EXTRACTED ENTRIES:
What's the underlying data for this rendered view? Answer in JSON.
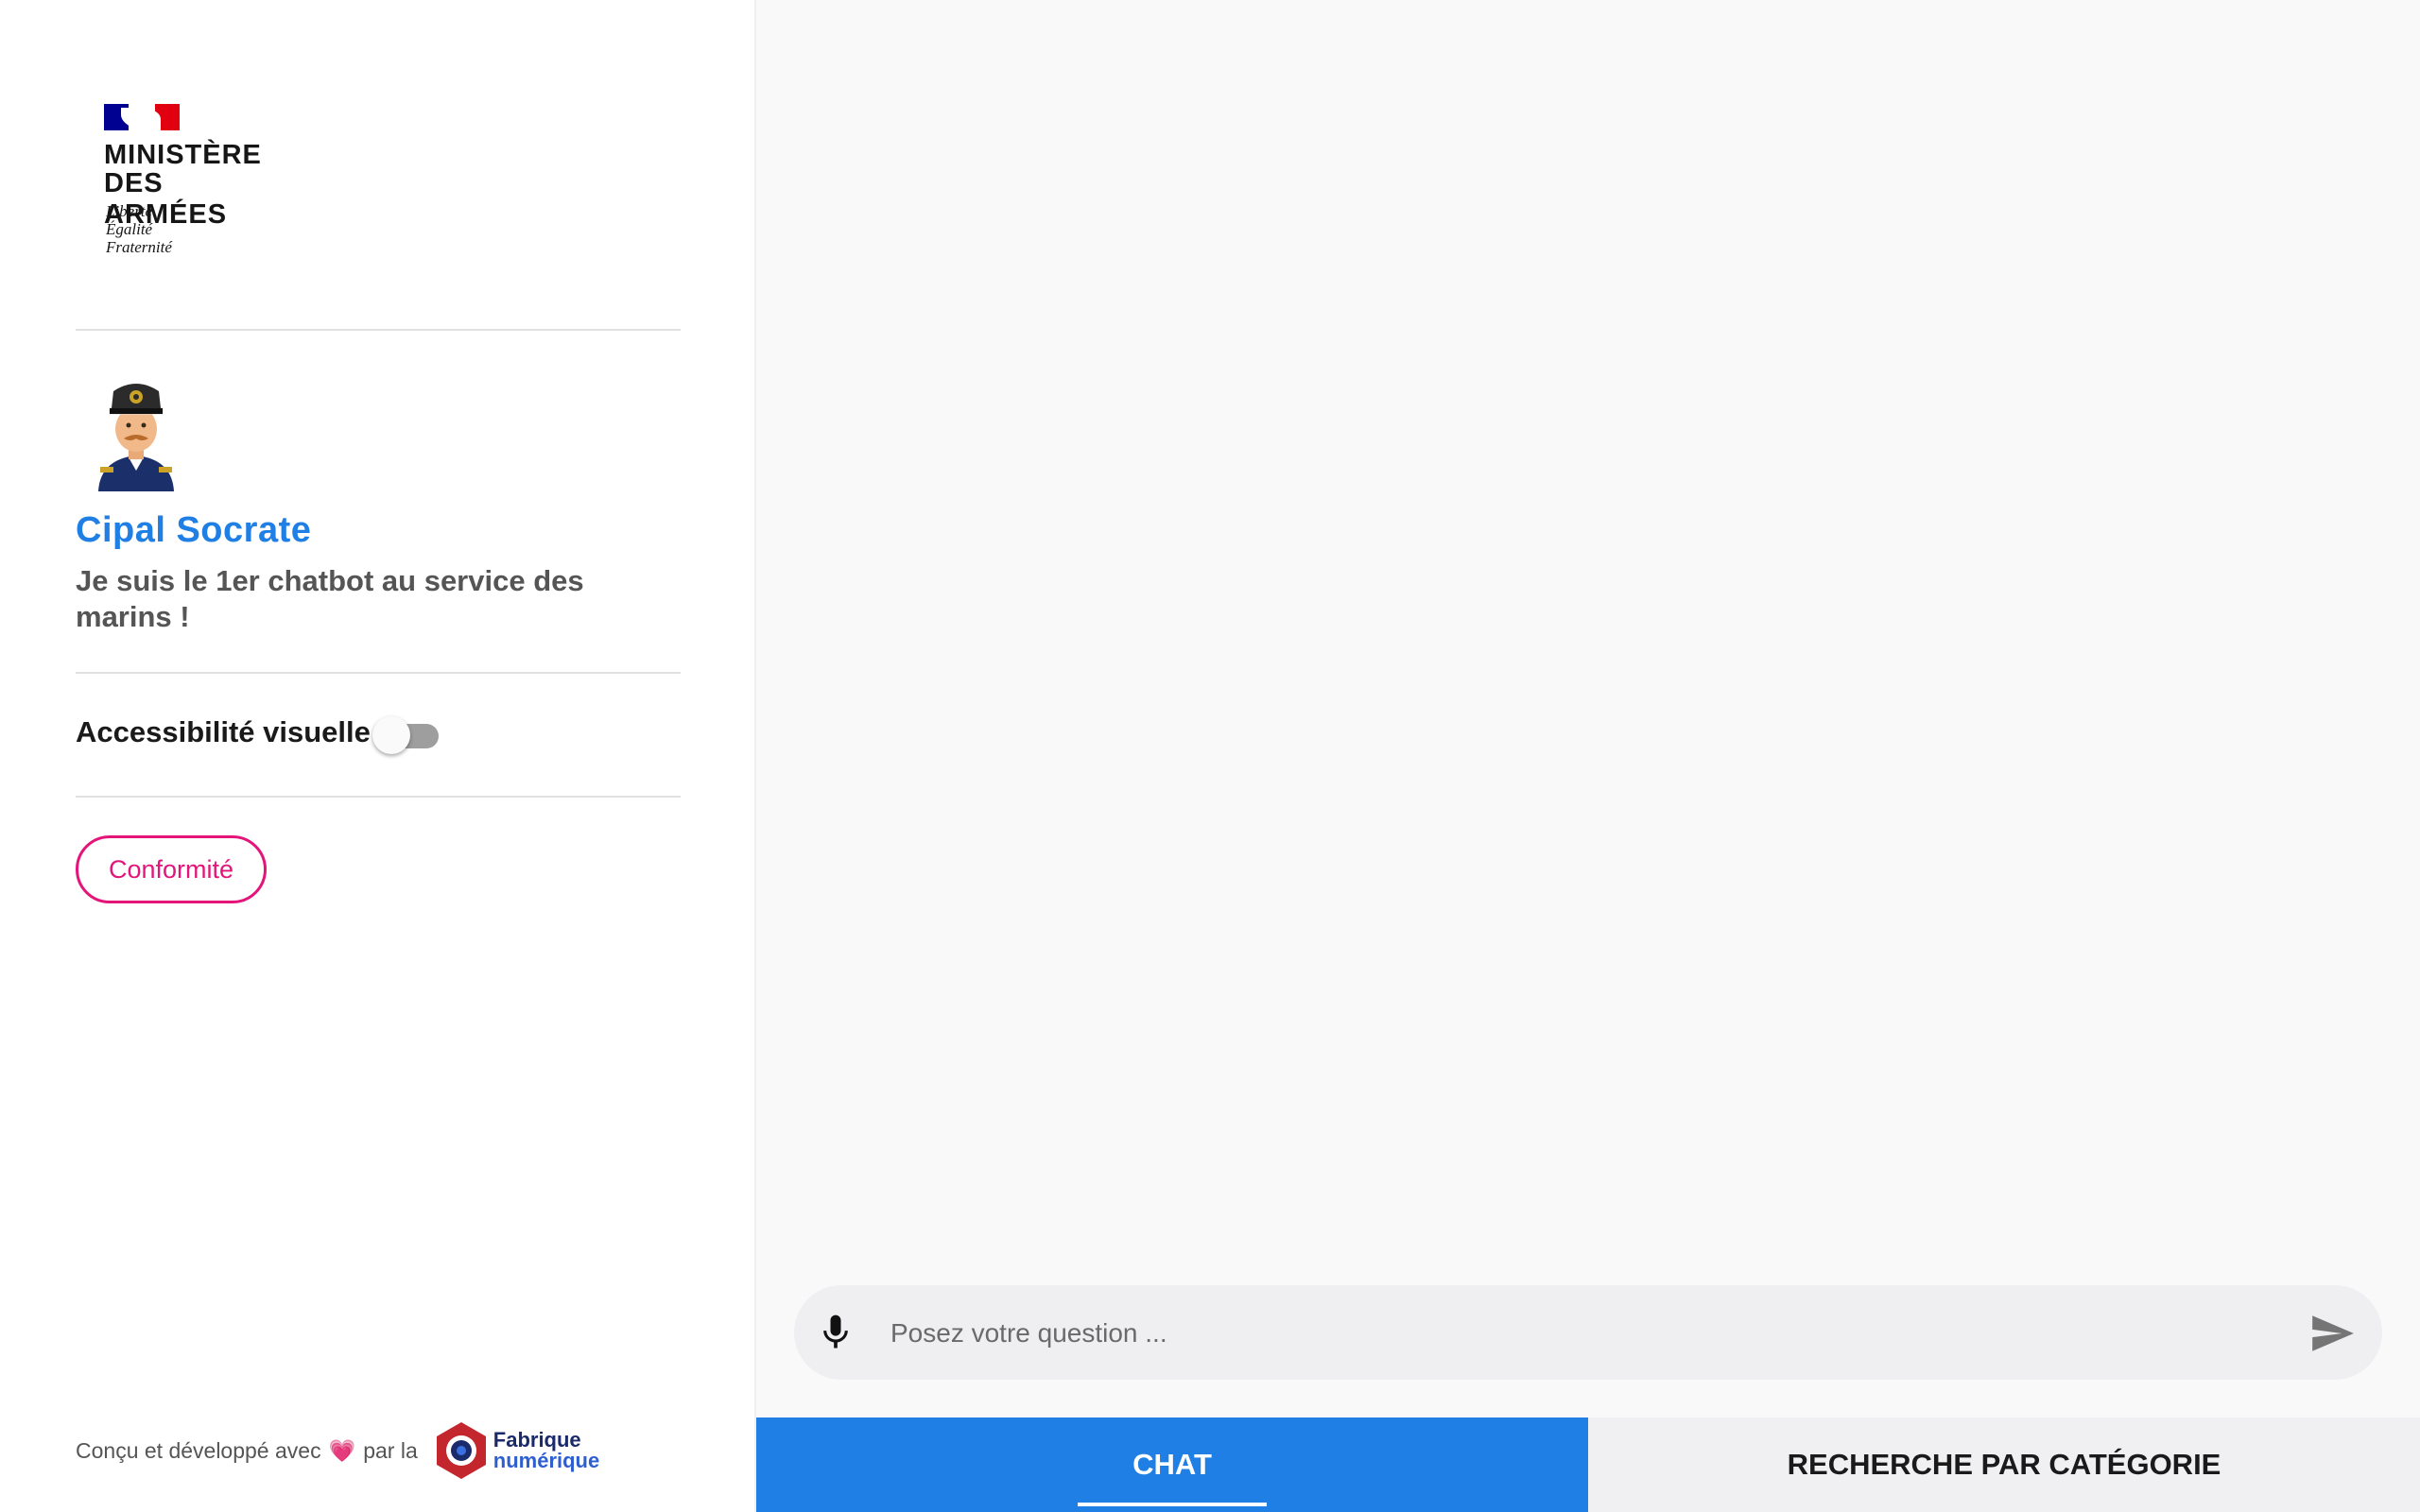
{
  "sidebar": {
    "logo": {
      "line1": "MINISTÈRE",
      "line2": "DES ARMÉES",
      "motto1": "Liberté",
      "motto2": "Égalité",
      "motto3": "Fraternité"
    },
    "bot_name": "Cipal Socrate",
    "bot_description": "Je suis le 1er chatbot au service des marins !",
    "accessibility_label": "Accessibilité visuelle",
    "accessibility_enabled": false,
    "conformity_button": "Conformité",
    "footer": {
      "text_before": "Conçu et développé avec",
      "heart": "💗",
      "text_after": "par la",
      "brand_line1": "Fabrique",
      "brand_line2": "numérique"
    }
  },
  "composer": {
    "placeholder": "Posez votre question ..."
  },
  "tabs": [
    {
      "label": "CHAT",
      "active": true
    },
    {
      "label": "RECHERCHE PAR CATÉGORIE",
      "active": false
    }
  ],
  "colors": {
    "accent": "#1f7fe5",
    "conformity": "#e4157a",
    "flag_blue": "#000091",
    "flag_red": "#e1000f"
  },
  "icons": [
    "marianne-flag-icon",
    "sailor-avatar-icon",
    "microphone-icon",
    "send-icon",
    "fabrique-numerique-logo-icon"
  ]
}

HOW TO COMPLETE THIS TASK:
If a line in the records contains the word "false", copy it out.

PROBLEM SOLUTION:
    "accessibility_enabled": false,
      "active": false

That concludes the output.